Man-Beast Week: Mothman and Jersey Devil

Is there anything more freaky to us than a man-beast that can also fly? The two most popular ones in our culture are the Mothman and the Jersey Devil. Are these real actual cryptids? Some kind of spirit form? Perhaps just legends to scare people?

The Legend of the Mothman was born in Point Pleasant, WV, a quiet town very close to the Ohio border. It was first reported in 1966 in the local paper, telling about couples having seen a man-sized bird creature that chased their car as they raced down a country road. The legend becomes more murky as a book came out called "The Mothman Prophecies" that widened the story to include this creature showing up before catastrophes, like the town's bridge collapsing and killing dozens of people.

The original story came from couples who were out near the TNT bunker area.
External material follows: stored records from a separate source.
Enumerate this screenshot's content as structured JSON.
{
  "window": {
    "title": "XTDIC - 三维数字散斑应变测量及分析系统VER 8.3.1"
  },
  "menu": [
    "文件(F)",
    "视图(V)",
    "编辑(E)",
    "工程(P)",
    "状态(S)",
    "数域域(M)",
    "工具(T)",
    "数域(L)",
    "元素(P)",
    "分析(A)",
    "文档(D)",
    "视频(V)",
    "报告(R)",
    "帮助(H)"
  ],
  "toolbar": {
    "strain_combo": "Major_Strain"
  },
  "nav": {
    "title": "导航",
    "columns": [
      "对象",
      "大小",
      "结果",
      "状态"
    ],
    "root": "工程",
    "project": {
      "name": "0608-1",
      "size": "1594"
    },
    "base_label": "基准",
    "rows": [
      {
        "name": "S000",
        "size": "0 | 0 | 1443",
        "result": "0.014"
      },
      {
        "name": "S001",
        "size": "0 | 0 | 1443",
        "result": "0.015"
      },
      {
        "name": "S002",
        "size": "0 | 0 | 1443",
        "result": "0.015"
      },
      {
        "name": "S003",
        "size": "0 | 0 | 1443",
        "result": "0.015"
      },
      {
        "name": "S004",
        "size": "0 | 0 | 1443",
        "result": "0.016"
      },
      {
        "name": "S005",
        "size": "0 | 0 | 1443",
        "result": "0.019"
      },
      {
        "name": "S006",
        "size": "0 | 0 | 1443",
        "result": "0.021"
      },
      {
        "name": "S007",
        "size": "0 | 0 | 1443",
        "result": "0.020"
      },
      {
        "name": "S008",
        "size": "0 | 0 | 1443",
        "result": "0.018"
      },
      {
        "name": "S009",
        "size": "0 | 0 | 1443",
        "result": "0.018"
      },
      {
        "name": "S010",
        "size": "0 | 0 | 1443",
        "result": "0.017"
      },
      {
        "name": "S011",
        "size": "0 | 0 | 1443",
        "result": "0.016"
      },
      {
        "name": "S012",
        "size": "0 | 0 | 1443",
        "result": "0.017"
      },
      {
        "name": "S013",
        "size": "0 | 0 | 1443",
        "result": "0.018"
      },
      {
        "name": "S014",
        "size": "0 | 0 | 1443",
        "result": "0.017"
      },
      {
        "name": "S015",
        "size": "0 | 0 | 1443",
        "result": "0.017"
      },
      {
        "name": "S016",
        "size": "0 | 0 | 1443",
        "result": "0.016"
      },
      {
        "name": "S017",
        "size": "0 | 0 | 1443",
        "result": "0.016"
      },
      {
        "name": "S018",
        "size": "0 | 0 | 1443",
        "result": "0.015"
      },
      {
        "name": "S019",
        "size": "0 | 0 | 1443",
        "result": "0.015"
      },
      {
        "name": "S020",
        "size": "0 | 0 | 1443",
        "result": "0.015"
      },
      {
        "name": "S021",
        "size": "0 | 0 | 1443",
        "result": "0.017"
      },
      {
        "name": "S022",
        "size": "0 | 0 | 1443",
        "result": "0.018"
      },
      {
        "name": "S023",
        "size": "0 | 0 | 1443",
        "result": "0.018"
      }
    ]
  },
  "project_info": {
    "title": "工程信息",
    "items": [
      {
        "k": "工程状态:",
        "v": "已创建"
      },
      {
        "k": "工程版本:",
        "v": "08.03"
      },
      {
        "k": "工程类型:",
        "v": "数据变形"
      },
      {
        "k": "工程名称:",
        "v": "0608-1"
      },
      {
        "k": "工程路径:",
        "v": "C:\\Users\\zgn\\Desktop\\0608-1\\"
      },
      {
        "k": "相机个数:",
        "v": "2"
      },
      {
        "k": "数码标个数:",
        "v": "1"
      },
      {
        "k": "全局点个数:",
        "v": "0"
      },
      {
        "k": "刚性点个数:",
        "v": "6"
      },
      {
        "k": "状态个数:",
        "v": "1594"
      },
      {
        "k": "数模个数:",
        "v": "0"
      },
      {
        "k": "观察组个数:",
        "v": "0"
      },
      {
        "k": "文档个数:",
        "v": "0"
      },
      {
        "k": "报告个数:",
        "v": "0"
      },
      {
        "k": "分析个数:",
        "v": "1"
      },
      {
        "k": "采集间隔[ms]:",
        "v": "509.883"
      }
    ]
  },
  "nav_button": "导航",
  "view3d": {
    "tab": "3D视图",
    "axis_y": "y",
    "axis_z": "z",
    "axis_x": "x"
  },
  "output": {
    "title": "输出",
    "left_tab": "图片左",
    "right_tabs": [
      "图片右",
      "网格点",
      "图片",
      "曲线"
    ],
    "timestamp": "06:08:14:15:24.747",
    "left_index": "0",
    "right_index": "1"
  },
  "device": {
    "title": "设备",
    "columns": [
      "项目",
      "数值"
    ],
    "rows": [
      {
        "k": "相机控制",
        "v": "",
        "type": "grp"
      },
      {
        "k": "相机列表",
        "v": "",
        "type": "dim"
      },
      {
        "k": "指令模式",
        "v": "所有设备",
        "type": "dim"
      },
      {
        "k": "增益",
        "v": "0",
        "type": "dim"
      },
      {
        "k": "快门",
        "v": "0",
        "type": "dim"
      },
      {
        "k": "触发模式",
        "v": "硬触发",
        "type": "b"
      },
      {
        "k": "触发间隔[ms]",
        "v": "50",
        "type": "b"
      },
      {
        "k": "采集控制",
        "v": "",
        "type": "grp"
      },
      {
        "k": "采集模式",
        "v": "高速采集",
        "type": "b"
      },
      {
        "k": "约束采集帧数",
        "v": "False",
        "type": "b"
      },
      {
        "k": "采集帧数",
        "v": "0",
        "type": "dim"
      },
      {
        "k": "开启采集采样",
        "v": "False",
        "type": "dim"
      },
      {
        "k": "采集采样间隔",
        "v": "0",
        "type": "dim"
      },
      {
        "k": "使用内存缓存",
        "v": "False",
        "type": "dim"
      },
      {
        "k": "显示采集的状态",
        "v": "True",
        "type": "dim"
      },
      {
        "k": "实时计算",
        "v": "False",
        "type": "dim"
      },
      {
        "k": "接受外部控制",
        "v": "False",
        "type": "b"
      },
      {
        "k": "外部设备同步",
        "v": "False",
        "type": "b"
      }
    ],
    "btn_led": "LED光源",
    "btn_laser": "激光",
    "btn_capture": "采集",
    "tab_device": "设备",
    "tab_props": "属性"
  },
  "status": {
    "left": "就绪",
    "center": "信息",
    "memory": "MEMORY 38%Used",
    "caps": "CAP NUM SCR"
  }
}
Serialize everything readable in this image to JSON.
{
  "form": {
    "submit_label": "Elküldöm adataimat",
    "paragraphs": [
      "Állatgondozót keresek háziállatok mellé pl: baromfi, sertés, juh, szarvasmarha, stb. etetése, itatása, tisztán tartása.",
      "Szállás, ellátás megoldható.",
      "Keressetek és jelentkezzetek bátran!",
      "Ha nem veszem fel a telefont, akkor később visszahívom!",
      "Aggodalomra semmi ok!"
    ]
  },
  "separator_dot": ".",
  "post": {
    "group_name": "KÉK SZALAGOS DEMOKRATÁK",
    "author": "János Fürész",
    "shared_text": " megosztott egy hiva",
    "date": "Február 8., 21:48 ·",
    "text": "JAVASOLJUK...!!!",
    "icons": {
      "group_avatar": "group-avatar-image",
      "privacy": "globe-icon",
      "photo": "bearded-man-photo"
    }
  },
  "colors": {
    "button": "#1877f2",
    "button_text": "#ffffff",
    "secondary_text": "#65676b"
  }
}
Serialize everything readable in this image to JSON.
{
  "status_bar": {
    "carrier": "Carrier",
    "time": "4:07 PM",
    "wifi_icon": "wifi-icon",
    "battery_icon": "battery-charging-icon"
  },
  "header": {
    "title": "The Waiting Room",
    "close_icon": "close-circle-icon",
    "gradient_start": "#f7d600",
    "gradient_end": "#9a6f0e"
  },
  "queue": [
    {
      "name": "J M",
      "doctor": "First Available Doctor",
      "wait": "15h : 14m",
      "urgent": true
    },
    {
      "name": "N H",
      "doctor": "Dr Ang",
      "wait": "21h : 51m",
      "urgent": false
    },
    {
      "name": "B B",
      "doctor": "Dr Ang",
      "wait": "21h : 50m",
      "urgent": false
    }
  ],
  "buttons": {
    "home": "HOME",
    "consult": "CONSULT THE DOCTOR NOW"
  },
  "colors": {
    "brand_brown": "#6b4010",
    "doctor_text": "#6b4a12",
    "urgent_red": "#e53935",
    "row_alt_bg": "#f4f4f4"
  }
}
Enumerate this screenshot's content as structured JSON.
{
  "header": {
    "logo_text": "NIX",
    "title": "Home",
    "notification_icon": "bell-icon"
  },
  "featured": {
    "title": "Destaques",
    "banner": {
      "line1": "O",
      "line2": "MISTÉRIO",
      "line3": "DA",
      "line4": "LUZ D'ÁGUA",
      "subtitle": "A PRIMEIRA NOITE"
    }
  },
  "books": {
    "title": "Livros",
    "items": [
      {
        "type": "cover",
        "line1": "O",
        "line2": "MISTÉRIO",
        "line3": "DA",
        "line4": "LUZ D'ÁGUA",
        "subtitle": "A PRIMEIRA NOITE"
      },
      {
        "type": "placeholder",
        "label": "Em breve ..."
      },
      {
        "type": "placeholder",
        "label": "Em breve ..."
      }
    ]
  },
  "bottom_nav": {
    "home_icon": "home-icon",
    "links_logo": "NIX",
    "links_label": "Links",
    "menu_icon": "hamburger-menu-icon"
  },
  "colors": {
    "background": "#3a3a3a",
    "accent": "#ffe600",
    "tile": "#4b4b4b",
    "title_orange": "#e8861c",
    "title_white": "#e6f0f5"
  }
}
Now, Julie (my friend and co-author) and I were recently at that TNT area and that is a very lonely isolated country road now and I'm sure in the 60s, it was even more so. The couples reported a flying man with a 10-foot wing spread and red eyes.  Following that, several more people reported a large bird with huge red eyes. They attributed it to an unusual large heron bird. Supposedly, the sightings stopped in 1967 after the bridge collapse and so many tried to tie the two events together.

Although there have been many reports of seeing Mothman since that time, there has never been an explanation for how it is possible and why. Many believe he is warning us of impending doom, showing up at places before catastrophes, even as recent as Japan's earthquakes. Legends do have a way of becoming a collective explanation for happenings. It's much like the Welch culture blaming mischief in the mines on Tommyknockers or Irish complaining about fairy troublemakers.

Is there any truth to the Mothman sightings? It's impossible to tell. The sightings are so sparse and rare and the legends grow more and more with each telling. As well, such a sight could be misidentified either from the start - the couples seeing a heron in the nighttime or even today when people are seeing explainable objects or creatures and latching onto the legend.

I think if such a being were really out there, it would surely be something of a spiritual nature and not an earthly one. Ergonomically, physiologically, it makes no sense to be able to fly. On the one hand, of the flying man cryptid reports, this is the most feasible physiologically compared with our next flying man-beast I will discuss, the Jersey Devil.

The question in my mind is how to separate the legend of Mothman being a harbinger of doom with the simple freaky appearance of a flying man chasing a car filled with teenagers in the 1960s. In the case of a man-beast flying freak being in a small town rural area and hiding out in the woods and chasing down some teenagers who came into its territory, that's a more logical explanation. But, if you talk about something showing up to warn of impending doom, it seems a rather ineffectual indicator because it spent precious time being seen by locals but not conveying anything that could stop fate. I would seem that catastrophe wise, showing up for 9-11 or perhaps Hurricane Katrina might have been more helpful. If it is a messenger, it his highly ineffectual.

The Jersey Devil is a site-specific supposed cryptid that lives in the Pine Barrens region of New Jersey.  Said to have a kangaroo-like body, hooves, biped, horns, bat wings, clawed hands and the head of a goat. Now if anything could be more cobbled together chimera than this, I don't know. There were reports back as far as the early 1800s of this creature. Over time, more and more legends came about to explain its origins, attributing it to a family called the Leeds who had 12 children and upon the birth of her 13th child, the mother cursed it and was born a beast.  Interestingly, credence has been given to the story because there were an actual couple in that area who had 12 children written of in their will and their last name was Leeds.

Unfortunately, like the Loch Ness legend, over time the area and the entire state embraced this odd figure and it became associated with logos and team names and more. Now, whether it existed or not, was a mistaken creature or perhaps a true cryptid is a moot point. It is now the state bird of sorts.

Could such a cobbled mixture of creatures exist? I seriously doubt it. Could it manage to live hundreds of years in the Pine Barrens? I seriously doubt it. But, does it make for an awesome legend? Hell yeah!